Pontus (mythology)  

From The Art and Popular Culture Encyclopedia

Jump to: navigation, search

Related e

Google
Wikipedia
Wiktionary
Wiki Commons
Wikiquote
Wikisource
YouTube
Shop


Featured:
Train wreck at Montparnasse (October 22, 1895) by Studio Lévy and Sons.
Enlarge
Train wreck at Montparnasse (October 22, 1895) by Studio Lévy and Sons.

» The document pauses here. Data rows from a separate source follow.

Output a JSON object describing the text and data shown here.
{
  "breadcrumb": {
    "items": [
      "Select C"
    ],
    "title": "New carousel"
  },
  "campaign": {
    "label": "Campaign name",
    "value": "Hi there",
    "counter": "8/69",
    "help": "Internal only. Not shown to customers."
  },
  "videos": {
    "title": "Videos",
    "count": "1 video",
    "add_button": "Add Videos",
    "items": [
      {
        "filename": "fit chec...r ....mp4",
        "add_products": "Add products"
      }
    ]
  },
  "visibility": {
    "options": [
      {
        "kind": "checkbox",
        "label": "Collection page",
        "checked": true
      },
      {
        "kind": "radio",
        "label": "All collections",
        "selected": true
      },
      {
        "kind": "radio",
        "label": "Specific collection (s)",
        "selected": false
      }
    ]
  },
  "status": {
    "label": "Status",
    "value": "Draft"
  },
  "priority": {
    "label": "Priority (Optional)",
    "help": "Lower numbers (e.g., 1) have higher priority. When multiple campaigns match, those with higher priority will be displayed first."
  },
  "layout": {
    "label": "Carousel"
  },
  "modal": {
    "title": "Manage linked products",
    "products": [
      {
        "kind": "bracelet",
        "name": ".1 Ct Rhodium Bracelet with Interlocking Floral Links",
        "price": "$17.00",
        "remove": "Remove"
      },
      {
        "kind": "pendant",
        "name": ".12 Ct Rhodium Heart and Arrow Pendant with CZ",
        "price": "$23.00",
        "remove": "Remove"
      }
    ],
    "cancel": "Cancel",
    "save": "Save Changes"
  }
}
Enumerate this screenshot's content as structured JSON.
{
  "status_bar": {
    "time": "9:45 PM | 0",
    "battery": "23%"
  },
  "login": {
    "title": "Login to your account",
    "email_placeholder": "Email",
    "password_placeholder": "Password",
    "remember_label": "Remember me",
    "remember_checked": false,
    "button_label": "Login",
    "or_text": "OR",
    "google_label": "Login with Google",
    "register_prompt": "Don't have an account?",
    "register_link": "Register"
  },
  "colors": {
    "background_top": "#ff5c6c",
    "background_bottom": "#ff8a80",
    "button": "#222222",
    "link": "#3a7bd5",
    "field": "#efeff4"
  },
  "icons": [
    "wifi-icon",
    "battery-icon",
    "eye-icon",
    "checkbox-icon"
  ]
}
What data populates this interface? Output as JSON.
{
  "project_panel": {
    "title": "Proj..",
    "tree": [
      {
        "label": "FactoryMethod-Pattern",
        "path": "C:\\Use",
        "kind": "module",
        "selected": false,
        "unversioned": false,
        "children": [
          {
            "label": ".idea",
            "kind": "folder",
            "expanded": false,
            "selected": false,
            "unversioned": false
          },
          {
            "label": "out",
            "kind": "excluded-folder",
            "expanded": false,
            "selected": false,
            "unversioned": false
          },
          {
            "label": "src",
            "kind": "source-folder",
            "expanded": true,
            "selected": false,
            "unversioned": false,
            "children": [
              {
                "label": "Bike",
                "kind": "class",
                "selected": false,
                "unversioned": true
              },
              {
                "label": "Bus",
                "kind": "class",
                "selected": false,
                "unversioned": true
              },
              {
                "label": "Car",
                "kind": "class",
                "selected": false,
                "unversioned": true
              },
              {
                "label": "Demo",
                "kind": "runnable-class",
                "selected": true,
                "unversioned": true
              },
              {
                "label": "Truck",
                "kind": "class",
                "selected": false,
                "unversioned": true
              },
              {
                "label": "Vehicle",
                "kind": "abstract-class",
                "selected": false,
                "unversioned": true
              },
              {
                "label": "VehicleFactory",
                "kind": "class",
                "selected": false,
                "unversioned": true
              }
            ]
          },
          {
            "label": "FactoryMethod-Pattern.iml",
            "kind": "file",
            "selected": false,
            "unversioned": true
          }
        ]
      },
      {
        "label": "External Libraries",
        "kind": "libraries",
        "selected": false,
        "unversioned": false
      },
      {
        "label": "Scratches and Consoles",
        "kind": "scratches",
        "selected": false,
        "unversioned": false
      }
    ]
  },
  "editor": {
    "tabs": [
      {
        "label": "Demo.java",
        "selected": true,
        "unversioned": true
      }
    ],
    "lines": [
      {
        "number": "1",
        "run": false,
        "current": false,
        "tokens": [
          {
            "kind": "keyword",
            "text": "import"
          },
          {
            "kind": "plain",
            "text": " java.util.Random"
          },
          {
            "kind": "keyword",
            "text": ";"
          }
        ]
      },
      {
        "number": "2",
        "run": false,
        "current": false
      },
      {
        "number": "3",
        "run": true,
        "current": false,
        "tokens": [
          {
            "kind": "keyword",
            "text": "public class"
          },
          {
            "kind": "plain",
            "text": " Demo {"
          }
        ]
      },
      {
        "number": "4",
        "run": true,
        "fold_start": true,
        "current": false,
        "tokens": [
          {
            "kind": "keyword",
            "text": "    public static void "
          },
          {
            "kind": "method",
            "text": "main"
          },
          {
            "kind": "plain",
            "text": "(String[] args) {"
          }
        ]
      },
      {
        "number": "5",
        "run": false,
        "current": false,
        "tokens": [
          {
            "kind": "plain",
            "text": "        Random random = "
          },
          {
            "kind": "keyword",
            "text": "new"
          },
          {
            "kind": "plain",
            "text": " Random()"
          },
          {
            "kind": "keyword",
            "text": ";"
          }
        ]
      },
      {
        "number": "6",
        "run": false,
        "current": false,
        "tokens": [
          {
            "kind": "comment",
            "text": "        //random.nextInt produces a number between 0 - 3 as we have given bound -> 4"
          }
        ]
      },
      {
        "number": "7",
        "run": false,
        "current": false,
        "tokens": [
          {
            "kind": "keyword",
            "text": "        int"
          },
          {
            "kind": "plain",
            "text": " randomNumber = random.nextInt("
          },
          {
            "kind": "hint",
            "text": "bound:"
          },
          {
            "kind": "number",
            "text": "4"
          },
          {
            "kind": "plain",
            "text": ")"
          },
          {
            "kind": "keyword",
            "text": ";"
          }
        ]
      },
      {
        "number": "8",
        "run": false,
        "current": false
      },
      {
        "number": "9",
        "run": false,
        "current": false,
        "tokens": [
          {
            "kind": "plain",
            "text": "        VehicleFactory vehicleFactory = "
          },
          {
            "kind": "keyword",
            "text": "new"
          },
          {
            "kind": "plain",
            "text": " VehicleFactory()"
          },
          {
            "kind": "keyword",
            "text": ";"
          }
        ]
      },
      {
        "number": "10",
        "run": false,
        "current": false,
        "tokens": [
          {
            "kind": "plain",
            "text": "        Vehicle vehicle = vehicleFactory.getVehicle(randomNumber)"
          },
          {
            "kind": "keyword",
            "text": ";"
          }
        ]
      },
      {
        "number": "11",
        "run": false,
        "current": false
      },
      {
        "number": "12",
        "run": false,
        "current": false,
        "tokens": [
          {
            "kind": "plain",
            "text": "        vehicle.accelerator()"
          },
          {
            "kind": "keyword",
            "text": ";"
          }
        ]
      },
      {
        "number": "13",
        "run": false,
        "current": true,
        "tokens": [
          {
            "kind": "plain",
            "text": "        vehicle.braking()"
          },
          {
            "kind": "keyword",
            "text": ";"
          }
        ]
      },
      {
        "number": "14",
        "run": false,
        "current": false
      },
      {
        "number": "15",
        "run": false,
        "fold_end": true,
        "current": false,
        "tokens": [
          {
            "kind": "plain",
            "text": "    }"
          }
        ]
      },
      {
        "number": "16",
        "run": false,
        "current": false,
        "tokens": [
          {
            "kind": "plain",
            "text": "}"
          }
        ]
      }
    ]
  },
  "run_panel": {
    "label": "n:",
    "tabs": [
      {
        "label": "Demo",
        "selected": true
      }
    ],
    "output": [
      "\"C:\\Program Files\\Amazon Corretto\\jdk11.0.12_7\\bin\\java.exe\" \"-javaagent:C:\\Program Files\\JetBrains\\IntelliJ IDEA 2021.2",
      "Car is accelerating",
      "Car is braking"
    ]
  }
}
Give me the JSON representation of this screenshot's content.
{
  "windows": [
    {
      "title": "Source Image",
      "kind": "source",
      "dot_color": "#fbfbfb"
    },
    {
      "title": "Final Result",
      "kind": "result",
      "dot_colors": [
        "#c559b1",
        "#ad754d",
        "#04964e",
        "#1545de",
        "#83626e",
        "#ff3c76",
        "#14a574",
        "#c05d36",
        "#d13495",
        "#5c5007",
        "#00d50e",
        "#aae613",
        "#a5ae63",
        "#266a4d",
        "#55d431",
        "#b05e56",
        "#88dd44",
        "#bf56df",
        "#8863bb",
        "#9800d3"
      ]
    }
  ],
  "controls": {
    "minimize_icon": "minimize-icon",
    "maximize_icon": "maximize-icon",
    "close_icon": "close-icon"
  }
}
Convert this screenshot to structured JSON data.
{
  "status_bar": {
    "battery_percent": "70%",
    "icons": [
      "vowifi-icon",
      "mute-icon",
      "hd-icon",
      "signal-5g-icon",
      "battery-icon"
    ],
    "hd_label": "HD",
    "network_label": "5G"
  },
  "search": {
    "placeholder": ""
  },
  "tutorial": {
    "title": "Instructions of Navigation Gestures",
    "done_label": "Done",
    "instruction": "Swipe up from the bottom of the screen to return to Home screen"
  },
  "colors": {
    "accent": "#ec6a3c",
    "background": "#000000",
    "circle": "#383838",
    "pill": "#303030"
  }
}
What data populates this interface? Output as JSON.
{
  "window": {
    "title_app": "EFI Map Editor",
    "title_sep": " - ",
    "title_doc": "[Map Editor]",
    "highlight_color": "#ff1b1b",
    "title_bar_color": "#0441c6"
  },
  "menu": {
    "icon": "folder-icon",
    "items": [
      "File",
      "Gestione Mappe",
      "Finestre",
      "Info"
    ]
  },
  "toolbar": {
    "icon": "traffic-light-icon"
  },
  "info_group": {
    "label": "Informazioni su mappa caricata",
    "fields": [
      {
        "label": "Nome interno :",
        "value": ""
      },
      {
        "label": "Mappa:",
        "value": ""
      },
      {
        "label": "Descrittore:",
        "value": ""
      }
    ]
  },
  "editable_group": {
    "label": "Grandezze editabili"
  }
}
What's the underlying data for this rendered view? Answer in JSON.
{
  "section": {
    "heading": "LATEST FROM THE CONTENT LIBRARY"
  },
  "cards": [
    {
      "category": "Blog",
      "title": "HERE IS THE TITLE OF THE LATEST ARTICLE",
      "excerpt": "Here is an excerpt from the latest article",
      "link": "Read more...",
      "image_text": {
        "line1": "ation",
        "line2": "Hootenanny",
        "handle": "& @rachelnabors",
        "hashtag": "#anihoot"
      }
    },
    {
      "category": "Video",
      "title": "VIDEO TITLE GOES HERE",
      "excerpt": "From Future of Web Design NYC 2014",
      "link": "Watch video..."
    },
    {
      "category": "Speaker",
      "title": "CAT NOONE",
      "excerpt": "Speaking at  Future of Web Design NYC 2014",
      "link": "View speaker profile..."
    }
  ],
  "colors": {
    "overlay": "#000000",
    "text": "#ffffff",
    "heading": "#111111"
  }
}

In Greek mythology, Pontus (or Pontos (Πόντος), English translation: "sea") was an ancient, pre-Olympian sea-god, one of the protogenoi, the "first-born". Pontos was the son of Gaia, the Earth: Hesiod says that Gaia brought forth Pontos out of herself, without coupling. For Hesiod, Pontos seems little more than a personification of the sea, ho pontos, "the Road", by which Hellenes signified the Mediterranean Sea. With Gaia, he was the father of Nereus (the Old Man of the Sea), of Thaumas (the awe-striking "wonder" of the Sea, embodiment of the sea's dangerous aspects), of Phorcys and his sister-consort Ceto, and of the "Strong Goddess" Eurybia. With Thalassa (whose own name simply means "sea" but is derived from a pre-Greek root), he was the father of the Telchines. Compare the sea-Titan Oceanus, the Ocean-Stream that girdled the earth, who was more vividly realized than Pontus among the Hellenes.

In a Roman sculpture of the second century CE (illustration, left) Pontus, rising from seaweed, grasps a rudder with his right hand and leans on the prow of a ship. He wears a mural crown, and accompanies Fortuna, whose draperies appear at the left, as twin patron deities of the Black Sea port of Tomis in Moesia.




Unless indicated otherwise, the text in this article is either based on Wikipedia article "Pontus (mythology)" or another language Wikipedia page thereof used under the terms of the GNU Free Documentation License; or on original research by Jahsonic and friends. See Art and Popular Culture's copyright notice.

Personal tools